**Instructions for the task:** Every record must appear in the answer exactly as it stands.

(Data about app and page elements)
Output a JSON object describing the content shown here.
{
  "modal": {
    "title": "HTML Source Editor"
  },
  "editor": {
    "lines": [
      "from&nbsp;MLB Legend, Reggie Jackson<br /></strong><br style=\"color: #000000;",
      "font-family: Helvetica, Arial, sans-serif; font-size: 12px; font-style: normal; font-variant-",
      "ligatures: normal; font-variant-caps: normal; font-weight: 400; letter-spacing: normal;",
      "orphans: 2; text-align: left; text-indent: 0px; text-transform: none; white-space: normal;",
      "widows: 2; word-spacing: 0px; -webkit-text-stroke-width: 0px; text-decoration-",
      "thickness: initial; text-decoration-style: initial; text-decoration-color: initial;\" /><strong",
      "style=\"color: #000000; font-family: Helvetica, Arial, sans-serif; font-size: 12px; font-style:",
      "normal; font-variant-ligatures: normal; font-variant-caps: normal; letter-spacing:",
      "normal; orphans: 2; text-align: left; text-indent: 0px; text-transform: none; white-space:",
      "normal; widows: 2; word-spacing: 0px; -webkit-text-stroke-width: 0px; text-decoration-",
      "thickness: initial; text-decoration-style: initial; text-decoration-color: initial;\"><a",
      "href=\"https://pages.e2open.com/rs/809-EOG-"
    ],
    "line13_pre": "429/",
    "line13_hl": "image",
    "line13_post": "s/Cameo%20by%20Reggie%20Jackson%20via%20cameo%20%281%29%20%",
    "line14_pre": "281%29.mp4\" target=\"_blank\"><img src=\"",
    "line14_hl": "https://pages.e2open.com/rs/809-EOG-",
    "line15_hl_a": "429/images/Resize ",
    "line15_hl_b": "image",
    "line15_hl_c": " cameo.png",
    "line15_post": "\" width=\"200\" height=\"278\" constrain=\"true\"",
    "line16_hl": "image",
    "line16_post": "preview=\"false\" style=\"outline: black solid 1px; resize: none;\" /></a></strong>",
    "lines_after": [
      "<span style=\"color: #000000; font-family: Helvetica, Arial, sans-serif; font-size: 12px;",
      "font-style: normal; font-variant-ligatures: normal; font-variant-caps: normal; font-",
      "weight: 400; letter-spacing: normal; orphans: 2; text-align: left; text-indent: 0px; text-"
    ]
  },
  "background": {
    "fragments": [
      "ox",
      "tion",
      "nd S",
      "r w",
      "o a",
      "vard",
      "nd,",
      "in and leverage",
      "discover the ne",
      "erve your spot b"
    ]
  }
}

**Output of the exercise:**
Output a JSON object describing the content shown here.
{
  "modal": {
    "title": "HTML Source Editor"
  },
  "editor": {
    "lines": [
      "from&nbsp;MLB Legend, Reggie Jackson<br /></strong><br style=\"color: #000000;",
      "font-family: Helvetica, Arial, sans-serif; font-size: 12px; font-style: normal; font-variant-",
      "ligatures: normal; font-variant-caps: normal; font-weight: 400; letter-spacing: normal;",
      "orphans: 2; text-align: left; text-indent: 0px; text-transform: none; white-space: normal;",
      "widows: 2; word-spacing: 0px; -webkit-text-stroke-width: 0px; text-decoration-",
      "thickness: initial; text-decoration-style: initial; text-decoration-color: initial;\" /><strong",
      "style=\"color: #000000; font-family: Helvetica, Arial, sans-serif; font-size: 12px; font-style:",
      "normal; font-variant-ligatures: normal; font-variant-caps: normal; letter-spacing:",
      "normal; orphans: 2; text-align: left; text-indent: 0px; text-transform: none; white-space:",
      "normal; widows: 2; word-spacing: 0px; -webkit-text-stroke-width: 0px; text-decoration-",
      "thickness: initial; text-decoration-style: initial; text-decoration-color: initial;\"><a",
      "href=\"https://pages.e2open.com/rs/809-EOG-"
    ],
    "line13_pre": "429/",
    "line13_hl": "image",
    "line13_post": "s/Cameo%20by%20Reggie%20Jackson%20via%20cameo%20%281%29%20%",
    "line14_pre": "281%29.mp4\" target=\"_blank\"><img src=\"",
    "line14_hl": "https://pages.e2open.com/rs/809-EOG-",
    "line15_hl_a": "429/images/Resize ",
    "line15_hl_b": "image",
    "line15_hl_c": " cameo.png",
    "line15_post": "\" width=\"200\" height=\"278\" constrain=\"true\"",
    "line16_hl": "image",
    "line16_post": "preview=\"false\" style=\"outline: black solid 1px; resize: none;\" /></a></strong>",
    "lines_after": [
      "<span style=\"color: #000000; font-family: Helvetica, Arial, sans-serif; font-size: 12px;",
      "font-style: normal; font-variant-ligatures: normal; font-variant-caps: normal; font-",
      "weight: 400; letter-spacing: normal; orphans: 2; text-align: left; text-indent: 0px; text-"
    ]
  },
  "background": {
    "fragments": [
      "ox",
      "tion",
      "nd S",
      "r w",
      "o a",
      "vard",
      "nd,",
      "in and leverage",
      "discover the ne",
      "erve your spot b"
    ]
  }
}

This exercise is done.